YouTube | http://Youtube.com/user/KesslerFoundation

Instagram | http://Instagram.com/kesslerfdn

iTunes & SoundCloud | http://Soundcloud.com/kesslerfoundation

For more information, or to interview an expert, contact:

Carolann Murphy, 973.324.8382, CMurphy@KesslerFoundation.org.

Kessler Foundation

Related Spinal Cord Injury Articles from Brightsurf:

Stem cells can help repair spinal cord after injury
Spinal cord injury often leads to permanent functional impairment. In a new study published in the journal Science researchers at Karolinska Institutet in Sweden show that it is possible to stimulate stem cells in the mouse spinal cord to form large amounts of new oligodendrocytes, cells that are essential to the ability of neurons to transmit signals, and thus to help repair the spinal cord after injury.

Spinal cord injury increases risk for mental health disorders
A new study finds adults with traumatic spinal cord injury are at an increased risk of developing mental health disorders and secondary chronic diseases compared to adults without the condition.
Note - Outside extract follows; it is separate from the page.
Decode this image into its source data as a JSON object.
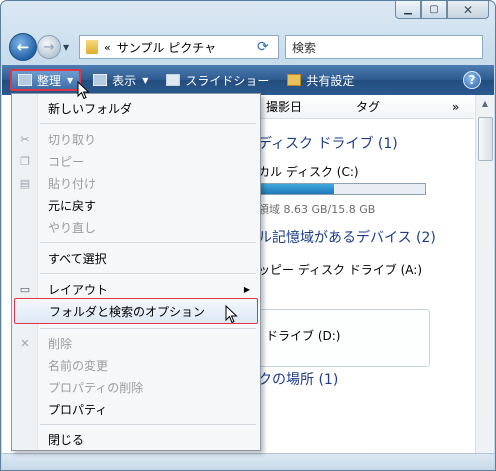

Co-delivery of IL-10 and NT-3 to enhance spinal cord injury repair
Spinal cord injury (SCI) creates a complex microenvironment that is not conducive to repair; growth factors are in short supply, whereas factors that inhibit regeneration are plentiful.

IU scientists study link between energy levels, spinal cord injury
A team of researchers from Indiana University School of Medicine, in collaboration with the National Institute of Neurological Disorders and Stroke, have investigated how boosting energy levels within damaged nerve fibers or axons may represent a novel therapeutic direction for axonal regeneration and functional recovery.
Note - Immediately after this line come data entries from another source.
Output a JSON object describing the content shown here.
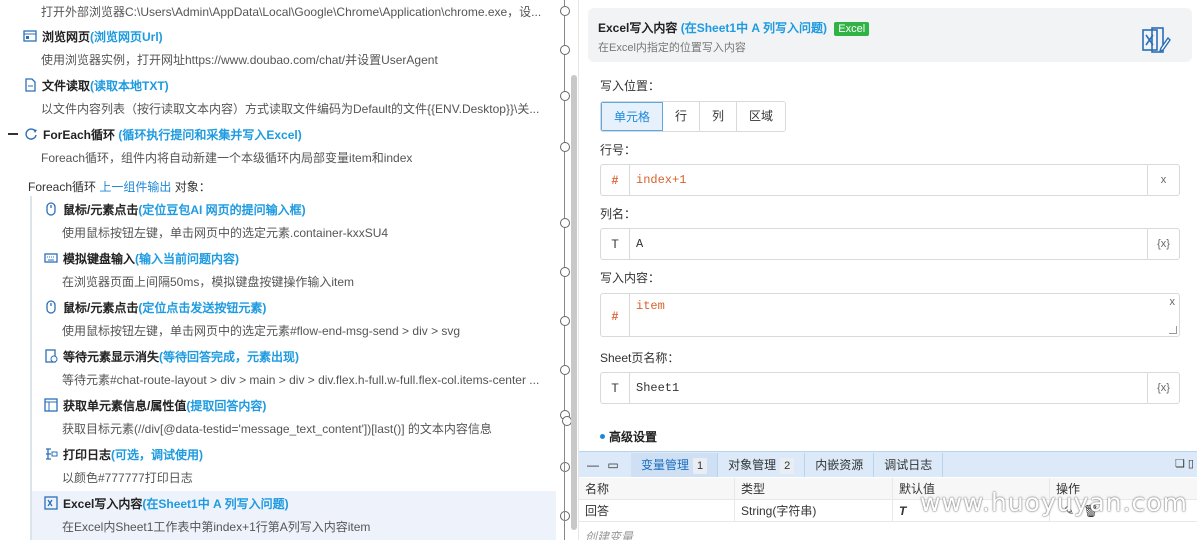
{
  "flow": {
    "top_desc": "打开外部浏览器C:\\Users\\Admin\\AppData\\Local\\Google\\Chrome\\Application\\chrome.exe，设...",
    "steps": [
      {
        "icon": "browser-icon",
        "title": "浏览网页",
        "subtitle": "(浏览网页Url)",
        "desc": "使用浏览器实例，打开网址https://www.doubao.com/chat/并设置UserAgent"
      },
      {
        "icon": "file-icon",
        "title": "文件读取",
        "subtitle": "(读取本地TXT)",
        "desc": "以文件内容列表（按行读取文本内容）方式读取文件编码为Default的文件{{ENV.Desktop}}\\关..."
      },
      {
        "icon": "loop-icon",
        "title": "ForEach循环",
        "subtitle": "(循环执行提问和采集并写入Excel)",
        "desc": "Foreach循环，组件内将自动新建一个本级循环内局部变量item和index"
      }
    ],
    "loop_label": {
      "prefix": "Foreach循环",
      "link": "上一组件输出",
      "suffix": "对象："
    },
    "inner_steps": [
      {
        "icon": "mouse-icon",
        "title": "鼠标/元素点击",
        "subtitle": "(定位豆包AI 网页的提问输入框)",
        "desc": "使用鼠标按钮左键，单击网页中的选定元素.container-kxxSU4"
      },
      {
        "icon": "keyboard-icon",
        "title": "模拟键盘输入",
        "subtitle": "(输入当前问题内容)",
        "desc": "在浏览器页面上间隔50ms，模拟键盘按键操作输入item"
      },
      {
        "icon": "mouse-icon",
        "title": "鼠标/元素点击",
        "subtitle": "(定位点击发送按钮元素)",
        "desc": "使用鼠标按钮左键，单击网页中的选定元素#flow-end-msg-send > div > svg"
      },
      {
        "icon": "wait-icon",
        "title": "等待元素显示消失",
        "subtitle": "(等待回答完成，元素出现)",
        "desc": "等待元素#chat-route-layout > div > main > div > div.flex.h-full.w-full.flex-col.items-center ..."
      },
      {
        "icon": "element-info-icon",
        "title": "获取单元素信息/属性值",
        "subtitle": "(提取回答内容)",
        "desc": "获取目标元素(//div[@data-testid='message_text_content'])[last()] 的文本内容信息"
      },
      {
        "icon": "log-icon",
        "title": "打印日志",
        "subtitle": "(可选，调试使用)",
        "desc": "以颜色#777777打印日志"
      },
      {
        "icon": "excel-icon",
        "title": "Excel写入内容",
        "subtitle": "(在Sheet1中 A 列写入问题)",
        "desc": "在Excel内Sheet1工作表中第index+1行第A列写入内容item"
      }
    ]
  },
  "panel": {
    "title": "Excel写入内容",
    "subtitle": "(在Sheet1中 A 列写入问题)",
    "badge": "Excel",
    "desc": "在Excel内指定的位置写入内容",
    "position_label": "写入位置：",
    "position_options": [
      "单元格",
      "行",
      "列",
      "区域"
    ],
    "selected_option": "单元格",
    "row_label": "行号：",
    "row_prefix": "#",
    "row_value": "index+1",
    "row_suffix": "x",
    "col_label": "列名：",
    "col_prefix": "T",
    "col_value": "A",
    "col_suffix": "{x}",
    "content_label": "写入内容：",
    "content_prefix": "#",
    "content_value": "item",
    "content_clear": "x",
    "sheet_label": "Sheet页名称：",
    "sheet_prefix": "T",
    "sheet_value": "Sheet1",
    "sheet_suffix": "{x}",
    "advanced_label": "高级设置"
  },
  "bottom": {
    "tabs": [
      {
        "label": "变量管理",
        "count": "1"
      },
      {
        "label": "对象管理",
        "count": "2"
      },
      {
        "label": "内嵌资源",
        "count": ""
      },
      {
        "label": "调试日志",
        "count": ""
      }
    ],
    "columns": [
      "名称",
      "类型",
      "默认值",
      "操作"
    ],
    "rows": [
      {
        "name": "回答",
        "type": "String(字符串)",
        "default": "T"
      }
    ],
    "create_label": "创建变量"
  },
  "watermark": "www.huoyuyan.com",
  "colors": {
    "accent": "#1e9be0",
    "badge": "#2fb344",
    "orange": "#d9622b"
  }
}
UBCO professor simplifies exercise advice for spinal cord injury
Professor Kathleen Martin Ginis says a major barrier to physical activity for people with a spinal cord injury is a lack of knowledge or resources about the amount and type of activity needed to achieve health and fitness benefits.
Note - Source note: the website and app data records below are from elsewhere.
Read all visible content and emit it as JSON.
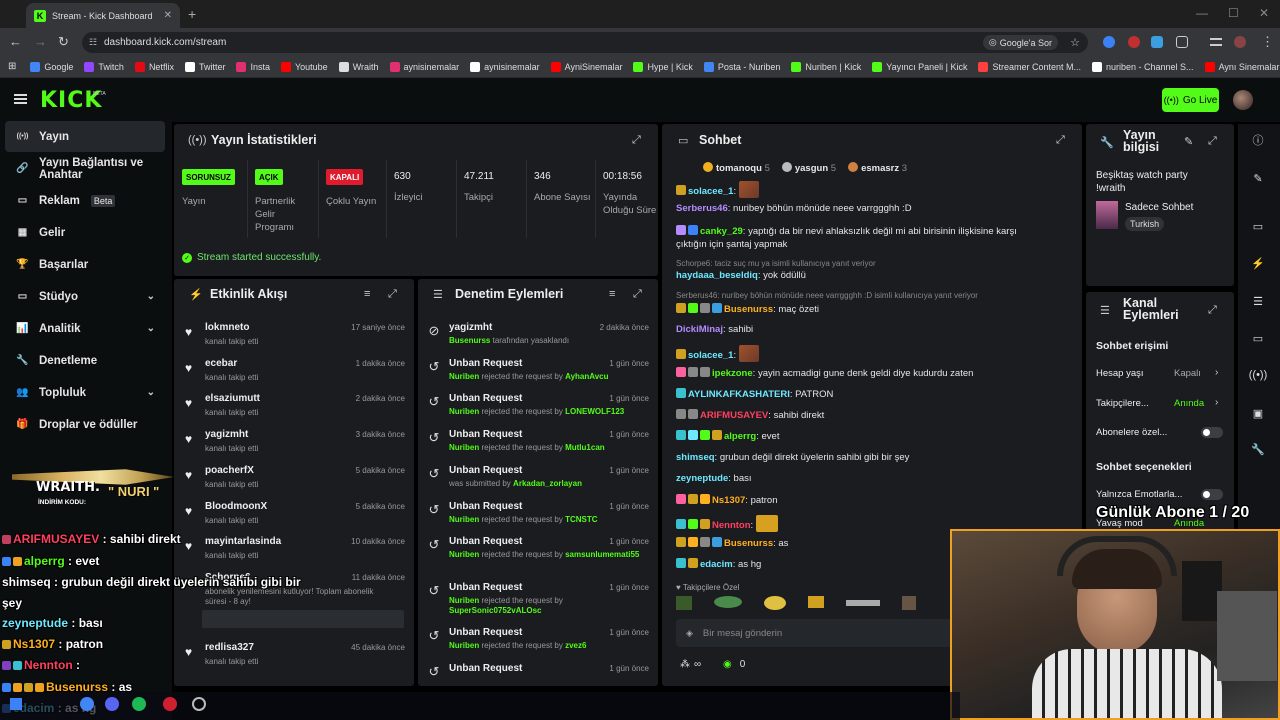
{
  "browser": {
    "tab_title": "Stream - Kick Dashboard",
    "url": "dashboard.kick.com/stream",
    "google_sor": "Google'a Sor",
    "bookmarks": [
      {
        "label": "Google",
        "color": "#4285f4"
      },
      {
        "label": "Twitch",
        "color": "#9146ff"
      },
      {
        "label": "Netflix",
        "color": "#e50914"
      },
      {
        "label": "Twitter",
        "color": "#ffffff"
      },
      {
        "label": "Insta",
        "color": "#e1306c"
      },
      {
        "label": "Youtube",
        "color": "#ff0000"
      },
      {
        "label": "Wraith",
        "color": "#dddddd"
      },
      {
        "label": "aynisinemalar",
        "color": "#e1306c"
      },
      {
        "label": "aynisinemalar",
        "color": "#ffffff"
      },
      {
        "label": "AyniSinemalar",
        "color": "#ff0000"
      },
      {
        "label": "Hype | Kick",
        "color": "#53fc18"
      },
      {
        "label": "Posta - Nuriben",
        "color": "#4285f4"
      },
      {
        "label": "Nuriben | Kick",
        "color": "#53fc18"
      },
      {
        "label": "Yayıncı Paneli | Kick",
        "color": "#53fc18"
      },
      {
        "label": "Streamer Content M...",
        "color": "#ff4040"
      },
      {
        "label": "nuriben - Channel S...",
        "color": "#ffffff"
      },
      {
        "label": "Aynı Sinemalar - Ça...",
        "color": "#ff0000"
      }
    ]
  },
  "header": {
    "brand": "KICK",
    "beta": "BETA",
    "go_live": "Go Live"
  },
  "sidebar": {
    "items": [
      {
        "label": "Yayın",
        "icon": "broadcast-icon"
      },
      {
        "label": "Yayın Bağlantısı ve Anahtar",
        "icon": "link-icon"
      },
      {
        "label": "Reklam",
        "icon": "ad-icon",
        "badge": "Beta"
      },
      {
        "label": "Gelir",
        "icon": "grid-icon"
      },
      {
        "label": "Başarılar",
        "icon": "trophy-icon"
      },
      {
        "label": "Stüdyo",
        "icon": "studio-icon"
      },
      {
        "label": "Analitik",
        "icon": "chart-icon"
      },
      {
        "label": "Denetleme",
        "icon": "wrench-icon"
      },
      {
        "label": "Topluluk",
        "icon": "community-icon"
      },
      {
        "label": "Droplar ve ödüller",
        "icon": "gift-icon"
      }
    ]
  },
  "stats": {
    "title": "Yayın İstatistikleri",
    "cards": [
      {
        "badge": "SORUNSUZ",
        "label": "Yayın"
      },
      {
        "badge": "AÇIK",
        "label": "Partnerlik Gelir Programı"
      },
      {
        "badge": "KAPALI",
        "label": "Çoklu Yayın"
      },
      {
        "value": "630",
        "label": "İzleyici"
      },
      {
        "value": "47.211",
        "label": "Takipçi"
      },
      {
        "value": "346",
        "label": "Abone Sayısı"
      },
      {
        "value": "00:18:56",
        "label": "Yayında Olduğu Süre"
      }
    ],
    "success": "Stream started successfully."
  },
  "activity": {
    "title": "Etkinlik Akışı",
    "items": [
      {
        "name": "lokmneto",
        "sub": "kanalı takip etti",
        "time": "17 saniye önce"
      },
      {
        "name": "ecebar",
        "sub": "kanalı takip etti",
        "time": "1 dakika önce"
      },
      {
        "name": "elsaziumutt",
        "sub": "kanalı takip etti",
        "time": "2 dakika önce"
      },
      {
        "name": "yagizmht",
        "sub": "kanalı takip etti",
        "time": "3 dakika önce"
      },
      {
        "name": "poacherfX",
        "sub": "kanalı takip etti",
        "time": "5 dakika önce"
      },
      {
        "name": "BloodmoonX",
        "sub": "kanalı takip etti",
        "time": "5 dakika önce"
      },
      {
        "name": "mayintarlasinda",
        "sub": "kanalı takip etti",
        "time": "10 dakika önce"
      },
      {
        "name": "Schorpe6",
        "sub": "abonelik yenilemesini kutluyor! Toplam abonelik süresi - 8 ay!",
        "time": "11 dakika önce"
      },
      {
        "name": "redlisa327",
        "sub": "kanalı takip etti",
        "time": "45 dakika önce"
      }
    ]
  },
  "moderation": {
    "title": "Denetim Eylemleri",
    "items": [
      {
        "name": "yagizmht",
        "actor": "Busenurss",
        "text": "tarafından yasaklandı",
        "target": "",
        "time": "2 dakika önce"
      },
      {
        "name": "Unban Request",
        "actor": "Nuriben",
        "text": "rejected the request by",
        "target": "AyhanAvcu",
        "time": "1 gün önce"
      },
      {
        "name": "Unban Request",
        "actor": "Nuriben",
        "text": "rejected the request by",
        "target": "LONEWOLF123",
        "time": "1 gün önce"
      },
      {
        "name": "Unban Request",
        "actor": "Nuriben",
        "text": "rejected the request by",
        "target": "Mutlu1can",
        "time": "1 gün önce"
      },
      {
        "name": "Unban Request",
        "actor": "",
        "text": "was submitted by",
        "target": "Arkadan_zorlayan",
        "time": "1 gün önce"
      },
      {
        "name": "Unban Request",
        "actor": "Nuriben",
        "text": "rejected the request by",
        "target": "TCNSTC",
        "time": "1 gün önce"
      },
      {
        "name": "Unban Request",
        "actor": "Nuriben",
        "text": "rejected the request by",
        "target": "samsunlumemati55",
        "time": "1 gün önce"
      },
      {
        "name": "Unban Request",
        "actor": "Nuriben",
        "text": "rejected the request by",
        "target": "SuperSonic0752vALOsc",
        "time": "1 gün önce"
      },
      {
        "name": "Unban Request",
        "actor": "Nuriben",
        "text": "rejected the request by",
        "target": "zvez6",
        "time": "1 gün önce"
      },
      {
        "name": "Unban Request",
        "actor": "",
        "text": "",
        "target": "",
        "time": "1 gün önce"
      }
    ]
  },
  "chat": {
    "title": "Sohbet",
    "top_gifters": [
      {
        "name": "tomanoqu",
        "count": "5"
      },
      {
        "name": "yasgun",
        "count": "5"
      },
      {
        "name": "esmasrz",
        "count": "3"
      }
    ],
    "followers_only": "Takipçilere Özel",
    "input_placeholder": "Bir mesaj gönderin",
    "footer_count": "0",
    "footer_inf": "∞",
    "reply1": "Schorpe6: taciz suç mu ya isimli kullanıcıya yanıt veriyor",
    "reply2": "Serberus46: nuribey böhün mönüde neee varrggghh :D isimli kullanıcıya yanıt veriyor",
    "messages": [
      {
        "user": "solacee_1",
        "color": "#6ee8ff",
        "text": ""
      },
      {
        "user": "Serberus46",
        "color": "#b48cff",
        "text": "nuribey böhün mönüde neee varrggghh :D"
      },
      {
        "user": "canky_29",
        "color": "#53fc18",
        "text": "yaptığı da bir nevi ahlaksızlık değil mi abi birisinin ilişkisine karşı"
      },
      {
        "user": "",
        "color": "",
        "text": "çıktığın için şantaj yapmak"
      },
      {
        "user": "haydaaa_beseldiq",
        "color": "#6ee8ff",
        "text": "yok ödüllü"
      },
      {
        "user": "Busenurss",
        "color": "#ffb020",
        "text": "maç özeti"
      },
      {
        "user": "DickiMinaj",
        "color": "#b48cff",
        "text": "sahibi"
      },
      {
        "user": "solacee_1",
        "color": "#6ee8ff",
        "text": ""
      },
      {
        "user": "ipekzone",
        "color": "#53fc18",
        "text": "yayin acmadigi gune denk geldi diye kudurdu zaten"
      },
      {
        "user": "AYLINKAFKASHATERI",
        "color": "#6ee8ff",
        "text": "PATRON"
      },
      {
        "user": "ARIFMUSAYEV",
        "color": "#ff4060",
        "text": "sahibi direkt"
      },
      {
        "user": "alperrg",
        "color": "#53fc18",
        "text": "evet"
      },
      {
        "user": "shimseq",
        "color": "#6ee8ff",
        "text": "grubun değil direkt üyelerin sahibi gibi bir şey"
      },
      {
        "user": "zeyneptude",
        "color": "#6ee8ff",
        "text": "bası"
      },
      {
        "user": "Ns1307",
        "color": "#ffb020",
        "text": "patron"
      },
      {
        "user": "Nennton",
        "color": "#ff4060",
        "text": ""
      },
      {
        "user": "Busenurss",
        "color": "#ffb020",
        "text": "as"
      },
      {
        "user": "edacim",
        "color": "#6ee8ff",
        "text": "as hg"
      }
    ]
  },
  "stream_info": {
    "title": "Yayın bilgisi",
    "stream_title": "Beşiktaş watch party !wraith",
    "category": "Sadece Sohbet",
    "tag": "Turkish"
  },
  "channel_actions": {
    "title": "Kanal Eylemleri",
    "chat_access": "Sohbet erişimi",
    "rows": [
      {
        "label": "Hesap yaşı",
        "value": "Kapalı"
      },
      {
        "label": "Takipçilere...",
        "value": "Anında"
      },
      {
        "label": "Abonelere özel...",
        "value": ""
      }
    ],
    "chat_options": "Sohbet seçenekleri",
    "emote_only": "Yalnızca Emotlarla...",
    "slow_mode": "Yavaş mod",
    "slow_value": "Anında"
  },
  "overlay": {
    "sub_goal": "Günlük Abone 1 / 20",
    "wraith_brand": "WRAITH.",
    "wraith_code_label": "İNDİRİM KODU:",
    "wraith_code": "\" NURI \"",
    "chat": [
      {
        "user": "ARIFMUSAYEV",
        "color": "#ff4060",
        "text": ": sahibi direkt"
      },
      {
        "user": "alperrg",
        "color": "#53fc18",
        "text": ": evet"
      },
      {
        "user": "shimseq",
        "color": "#ffffff",
        "text": ": grubun değil direkt üyelerin sahibi gibi bir"
      },
      {
        "user": "",
        "color": "",
        "text": "şey"
      },
      {
        "user": "zeyneptude",
        "color": "#6ee8ff",
        "text": ": bası"
      },
      {
        "user": "Ns1307",
        "color": "#ffb020",
        "text": ": patron"
      },
      {
        "user": "Nennton",
        "color": "#ff4060",
        "text": ":"
      },
      {
        "user": "Busenurss",
        "color": "#ffb020",
        "text": ": as"
      },
      {
        "user": "edacim",
        "color": "#6ee8ff",
        "text": ": as hg"
      }
    ]
  }
}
Robotic trunk support assists those with spinal cord injury
A Columbia Engineering team has invented a robotic device -- the Trunk-Support Trainer (TruST) -- that can be used to assist and train people with spinal cord injuries (SCIs) to sit more stably by improving their trunk control, and thus gain an expanded active sitting workspace without falling over or using their hands to balance.

Does frailty affect outcomes after traumatic spinal cord injury?
A new study has shown that frailty is an important predictor of worse outcome after traumatic spinal cord injury in patients less than 75 years of age.

Sleep and sleepiness 'a huge problem' for people with spinal cord injury
A new study led by a University of Calgary researcher at the Cumming School of Medicine (CSM) finds that fatigue and sleep may need more attention in order to prevent issues like stroke after spinal cord injury.

From spinal cord injury to recovery
Spinal cord injury disconnects communication between the brain and the spinal cord, disrupting control over part of the body.

Transplanting adult spinal cord tissues: A new strategy of repair spinal cord injury
Spinal cord injury repair is one of the most challenging medical problems, and no effective therapeutic methods has been developed.

Read More: Spinal Cord Injury News and Spinal Cord Injury Current Events
Brightsurf.com is a participant in the Amazon Services LLC Associates Program, an affiliate advertising program designed to provide a means for sites to earn advertising fees by advertising and linking to Amazon.com.